> _TASK INSTRUCTIONS_: Only the text is wanted; write out each record below exactly and exclude all pictures.
=== RECORDED DATA ===
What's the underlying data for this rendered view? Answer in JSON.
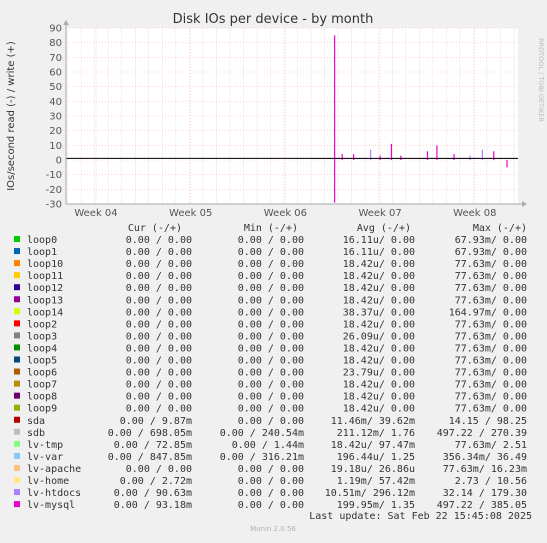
{
  "chart_data": {
    "type": "line",
    "title": "Disk IOs per device - by month",
    "ylabel": "IOs/second read (-) / write (+)",
    "xlabel": "",
    "x_ticks": [
      "Week 04",
      "Week 05",
      "Week 06",
      "Week 07",
      "Week 08"
    ],
    "y_ticks": [
      "90",
      "80",
      "70",
      "60",
      "50",
      "40",
      "30",
      "20",
      "10",
      "0",
      "-10",
      "-20",
      "-30"
    ],
    "ylim": [
      -30,
      90
    ],
    "grid": true,
    "legend_placement": "bottom-table",
    "series": [
      {
        "name": "loop0",
        "color": "#00cc00",
        "cur": "0.00 /   0.00",
        "min": "0.00 /   0.00",
        "avg": "16.11u/   0.00",
        "max": "67.93m/   0.00"
      },
      {
        "name": "loop1",
        "color": "#0066b3",
        "cur": "0.00 /   0.00",
        "min": "0.00 /   0.00",
        "avg": "16.11u/   0.00",
        "max": "67.93m/   0.00"
      },
      {
        "name": "loop10",
        "color": "#ff8000",
        "cur": "0.00 /   0.00",
        "min": "0.00 /   0.00",
        "avg": "18.42u/   0.00",
        "max": "77.63m/   0.00"
      },
      {
        "name": "loop11",
        "color": "#ffcc00",
        "cur": "0.00 /   0.00",
        "min": "0.00 /   0.00",
        "avg": "18.42u/   0.00",
        "max": "77.63m/   0.00"
      },
      {
        "name": "loop12",
        "color": "#330099",
        "cur": "0.00 /   0.00",
        "min": "0.00 /   0.00",
        "avg": "18.42u/   0.00",
        "max": "77.63m/   0.00"
      },
      {
        "name": "loop13",
        "color": "#990099",
        "cur": "0.00 /   0.00",
        "min": "0.00 /   0.00",
        "avg": "18.42u/   0.00",
        "max": "77.63m/   0.00"
      },
      {
        "name": "loop14",
        "color": "#ccff00",
        "cur": "0.00 /   0.00",
        "min": "0.00 /   0.00",
        "avg": "38.37u/   0.00",
        "max": "164.97m/   0.00"
      },
      {
        "name": "loop2",
        "color": "#ff0000",
        "cur": "0.00 /   0.00",
        "min": "0.00 /   0.00",
        "avg": "18.42u/   0.00",
        "max": "77.63m/   0.00"
      },
      {
        "name": "loop3",
        "color": "#808080",
        "cur": "0.00 /   0.00",
        "min": "0.00 /   0.00",
        "avg": "26.09u/   0.00",
        "max": "77.63m/   0.00"
      },
      {
        "name": "loop4",
        "color": "#008f00",
        "cur": "0.00 /   0.00",
        "min": "0.00 /   0.00",
        "avg": "18.42u/   0.00",
        "max": "77.63m/   0.00"
      },
      {
        "name": "loop5",
        "color": "#00487d",
        "cur": "0.00 /   0.00",
        "min": "0.00 /   0.00",
        "avg": "18.42u/   0.00",
        "max": "77.63m/   0.00"
      },
      {
        "name": "loop6",
        "color": "#b35a00",
        "cur": "0.00 /   0.00",
        "min": "0.00 /   0.00",
        "avg": "23.79u/   0.00",
        "max": "77.63m/   0.00"
      },
      {
        "name": "loop7",
        "color": "#b38f00",
        "cur": "0.00 /   0.00",
        "min": "0.00 /   0.00",
        "avg": "18.42u/   0.00",
        "max": "77.63m/   0.00"
      },
      {
        "name": "loop8",
        "color": "#6b006b",
        "cur": "0.00 /   0.00",
        "min": "0.00 /   0.00",
        "avg": "18.42u/   0.00",
        "max": "77.63m/   0.00"
      },
      {
        "name": "loop9",
        "color": "#8fb300",
        "cur": "0.00 /   0.00",
        "min": "0.00 /   0.00",
        "avg": "18.42u/   0.00",
        "max": "77.63m/   0.00"
      },
      {
        "name": "sda",
        "color": "#b30000",
        "cur": "0.00 /   9.87m",
        "min": "0.00 /   0.00",
        "avg": "11.46m/  39.62m",
        "max": "14.15 /  98.25"
      },
      {
        "name": "sdb",
        "color": "#bebebe",
        "cur": "0.00 / 698.05m",
        "min": "0.00 / 240.54m",
        "avg": "211.12m/   1.76",
        "max": "497.22 / 270.39"
      },
      {
        "name": "lv-tmp",
        "color": "#80ff80",
        "cur": "0.00 /  72.85m",
        "min": "0.00 /   1.44m",
        "avg": "18.42u/  97.47m",
        "max": "77.63m/   2.51"
      },
      {
        "name": "lv-var",
        "color": "#80c9ff",
        "cur": "0.00 / 847.85m",
        "min": "0.00 / 316.21m",
        "avg": "196.44u/   1.25",
        "max": "356.34m/  36.49"
      },
      {
        "name": "lv-apache",
        "color": "#ffc080",
        "cur": "0.00 /   0.00",
        "min": "0.00 /   0.00",
        "avg": "19.18u/  26.86u",
        "max": "77.63m/  16.23m"
      },
      {
        "name": "lv-home",
        "color": "#ffe680",
        "cur": "0.00 /   2.72m",
        "min": "0.00 /   0.00",
        "avg": "1.19m/  57.42m",
        "max": "2.73 /  10.56"
      },
      {
        "name": "lv-htdocs",
        "color": "#aa80ff",
        "cur": "0.00 /  90.63m",
        "min": "0.00 /   0.00",
        "avg": "10.51m/ 296.12m",
        "max": "32.14 / 179.30"
      },
      {
        "name": "lv-mysql",
        "color": "#ee00cc",
        "cur": "0.00 /  93.18m",
        "min": "0.00 /   0.00",
        "avg": "199.95m/   1.35",
        "max": "497.22 / 385.05"
      }
    ],
    "activity": {
      "week_labels_week_index": [
        0,
        1,
        2,
        3,
        4
      ],
      "spikes": [
        {
          "week": 2.52,
          "value": 85,
          "color": "#ee00cc"
        },
        {
          "week": 2.52,
          "value": -29,
          "color": "#ee00cc"
        },
        {
          "week": 2.6,
          "value": 4,
          "color": "#ee00cc"
        },
        {
          "week": 2.72,
          "value": 4,
          "color": "#ee00cc"
        },
        {
          "week": 3.0,
          "value": 3,
          "color": "#ee00cc"
        },
        {
          "week": 3.12,
          "value": 11,
          "color": "#ee00cc"
        },
        {
          "week": 3.22,
          "value": 3,
          "color": "#ee00cc"
        },
        {
          "week": 3.5,
          "value": 6,
          "color": "#ee00cc"
        },
        {
          "week": 3.6,
          "value": 10,
          "color": "#ee00cc"
        },
        {
          "week": 3.78,
          "value": 4,
          "color": "#ee00cc"
        },
        {
          "week": 4.08,
          "value": 7,
          "color": "#aa80ff"
        },
        {
          "week": 4.2,
          "value": 6,
          "color": "#ee00cc"
        },
        {
          "week": 4.34,
          "value": -5,
          "color": "#ee00cc"
        },
        {
          "week": 2.9,
          "value": 7,
          "color": "#aa80ff"
        },
        {
          "week": 3.95,
          "value": 3,
          "color": "#aa80ff"
        }
      ],
      "baseline_start_week": 2.3,
      "baseline_end_week": 4.45
    }
  },
  "table_header": {
    "cur": "Cur (-/+)",
    "min": "Min (-/+)",
    "avg": "Avg (-/+)",
    "max": "Max (-/+)"
  },
  "side_label": "RRDTOOL / TOBI OETIKER",
  "footer": {
    "last_update": "Last update: Sat Feb 22 15:45:08 2025",
    "version": "Munin 2.0.56"
  }
}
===
> _RESPONSE BOX_:
What's the underlying data for this rendered view? Answer in JSON.
{
  "chart_data": {
    "type": "line",
    "title": "Disk IOs per device - by month",
    "ylabel": "IOs/second read (-) / write (+)",
    "xlabel": "",
    "x_ticks": [
      "Week 04",
      "Week 05",
      "Week 06",
      "Week 07",
      "Week 08"
    ],
    "y_ticks": [
      "90",
      "80",
      "70",
      "60",
      "50",
      "40",
      "30",
      "20",
      "10",
      "0",
      "-10",
      "-20",
      "-30"
    ],
    "ylim": [
      -30,
      90
    ],
    "grid": true,
    "legend_placement": "bottom-table",
    "series": [
      {
        "name": "loop0",
        "color": "#00cc00",
        "cur": "0.00 /   0.00",
        "min": "0.00 /   0.00",
        "avg": "16.11u/   0.00",
        "max": "67.93m/   0.00"
      },
      {
        "name": "loop1",
        "color": "#0066b3",
        "cur": "0.00 /   0.00",
        "min": "0.00 /   0.00",
        "avg": "16.11u/   0.00",
        "max": "67.93m/   0.00"
      },
      {
        "name": "loop10",
        "color": "#ff8000",
        "cur": "0.00 /   0.00",
        "min": "0.00 /   0.00",
        "avg": "18.42u/   0.00",
        "max": "77.63m/   0.00"
      },
      {
        "name": "loop11",
        "color": "#ffcc00",
        "cur": "0.00 /   0.00",
        "min": "0.00 /   0.00",
        "avg": "18.42u/   0.00",
        "max": "77.63m/   0.00"
      },
      {
        "name": "loop12",
        "color": "#330099",
        "cur": "0.00 /   0.00",
        "min": "0.00 /   0.00",
        "avg": "18.42u/   0.00",
        "max": "77.63m/   0.00"
      },
      {
        "name": "loop13",
        "color": "#990099",
        "cur": "0.00 /   0.00",
        "min": "0.00 /   0.00",
        "avg": "18.42u/   0.00",
        "max": "77.63m/   0.00"
      },
      {
        "name": "loop14",
        "color": "#ccff00",
        "cur": "0.00 /   0.00",
        "min": "0.00 /   0.00",
        "avg": "38.37u/   0.00",
        "max": "164.97m/   0.00"
      },
      {
        "name": "loop2",
        "color": "#ff0000",
        "cur": "0.00 /   0.00",
        "min": "0.00 /   0.00",
        "avg": "18.42u/   0.00",
        "max": "77.63m/   0.00"
      },
      {
        "name": "loop3",
        "color": "#808080",
        "cur": "0.00 /   0.00",
        "min": "0.00 /   0.00",
        "avg": "26.09u/   0.00",
        "max": "77.63m/   0.00"
      },
      {
        "name": "loop4",
        "color": "#008f00",
        "cur": "0.00 /   0.00",
        "min": "0.00 /   0.00",
        "avg": "18.42u/   0.00",
        "max": "77.63m/   0.00"
      },
      {
        "name": "loop5",
        "color": "#00487d",
        "cur": "0.00 /   0.00",
        "min": "0.00 /   0.00",
        "avg": "18.42u/   0.00",
        "max": "77.63m/   0.00"
      },
      {
        "name": "loop6",
        "color": "#b35a00",
        "cur": "0.00 /   0.00",
        "min": "0.00 /   0.00",
        "avg": "23.79u/   0.00",
        "max": "77.63m/   0.00"
      },
      {
        "name": "loop7",
        "color": "#b38f00",
        "cur": "0.00 /   0.00",
        "min": "0.00 /   0.00",
        "avg": "18.42u/   0.00",
        "max": "77.63m/   0.00"
      },
      {
        "name": "loop8",
        "color": "#6b006b",
        "cur": "0.00 /   0.00",
        "min": "0.00 /   0.00",
        "avg": "18.42u/   0.00",
        "max": "77.63m/   0.00"
      },
      {
        "name": "loop9",
        "color": "#8fb300",
        "cur": "0.00 /   0.00",
        "min": "0.00 /   0.00",
        "avg": "18.42u/   0.00",
        "max": "77.63m/   0.00"
      },
      {
        "name": "sda",
        "color": "#b30000",
        "cur": "0.00 /   9.87m",
        "min": "0.00 /   0.00",
        "avg": "11.46m/  39.62m",
        "max": "14.15 /  98.25"
      },
      {
        "name": "sdb",
        "color": "#bebebe",
        "cur": "0.00 / 698.05m",
        "min": "0.00 / 240.54m",
        "avg": "211.12m/   1.76",
        "max": "497.22 / 270.39"
      },
      {
        "name": "lv-tmp",
        "color": "#80ff80",
        "cur": "0.00 /  72.85m",
        "min": "0.00 /   1.44m",
        "avg": "18.42u/  97.47m",
        "max": "77.63m/   2.51"
      },
      {
        "name": "lv-var",
        "color": "#80c9ff",
        "cur": "0.00 / 847.85m",
        "min": "0.00 / 316.21m",
        "avg": "196.44u/   1.25",
        "max": "356.34m/  36.49"
      },
      {
        "name": "lv-apache",
        "color": "#ffc080",
        "cur": "0.00 /   0.00",
        "min": "0.00 /   0.00",
        "avg": "19.18u/  26.86u",
        "max": "77.63m/  16.23m"
      },
      {
        "name": "lv-home",
        "color": "#ffe680",
        "cur": "0.00 /   2.72m",
        "min": "0.00 /   0.00",
        "avg": "1.19m/  57.42m",
        "max": "2.73 /  10.56"
      },
      {
        "name": "lv-htdocs",
        "color": "#aa80ff",
        "cur": "0.00 /  90.63m",
        "min": "0.00 /   0.00",
        "avg": "10.51m/ 296.12m",
        "max": "32.14 / 179.30"
      },
      {
        "name": "lv-mysql",
        "color": "#ee00cc",
        "cur": "0.00 /  93.18m",
        "min": "0.00 /   0.00",
        "avg": "199.95m/   1.35",
        "max": "497.22 / 385.05"
      }
    ],
    "activity": {
      "week_labels_week_index": [
        0,
        1,
        2,
        3,
        4
      ],
      "spikes": [
        {
          "week": 2.52,
          "value": 85,
          "color": "#ee00cc"
        },
        {
          "week": 2.52,
          "value": -29,
          "color": "#ee00cc"
        },
        {
          "week": 2.6,
          "value": 4,
          "color": "#ee00cc"
        },
        {
          "week": 2.72,
          "value": 4,
          "color": "#ee00cc"
        },
        {
          "week": 3.0,
          "value": 3,
          "color": "#ee00cc"
        },
        {
          "week": 3.12,
          "value": 11,
          "color": "#ee00cc"
        },
        {
          "week": 3.22,
          "value": 3,
          "color": "#ee00cc"
        },
        {
          "week": 3.5,
          "value": 6,
          "color": "#ee00cc"
        },
        {
          "week": 3.6,
          "value": 10,
          "color": "#ee00cc"
        },
        {
          "week": 3.78,
          "value": 4,
          "color": "#ee00cc"
        },
        {
          "week": 4.08,
          "value": 7,
          "color": "#aa80ff"
        },
        {
          "week": 4.2,
          "value": 6,
          "color": "#ee00cc"
        },
        {
          "week": 4.34,
          "value": -5,
          "color": "#ee00cc"
        },
        {
          "week": 2.9,
          "value": 7,
          "color": "#aa80ff"
        },
        {
          "week": 3.95,
          "value": 3,
          "color": "#aa80ff"
        }
      ],
      "baseline_start_week": 2.3,
      "baseline_end_week": 4.45
    }
  },
  "table_header": {
    "cur": "Cur (-/+)",
    "min": "Min (-/+)",
    "avg": "Avg (-/+)",
    "max": "Max (-/+)"
  },
  "side_label": "RRDTOOL / TOBI OETIKER",
  "footer": {
    "last_update": "Last update: Sat Feb 22 15:45:08 2025",
    "version": "Munin 2.0.56"
  }
}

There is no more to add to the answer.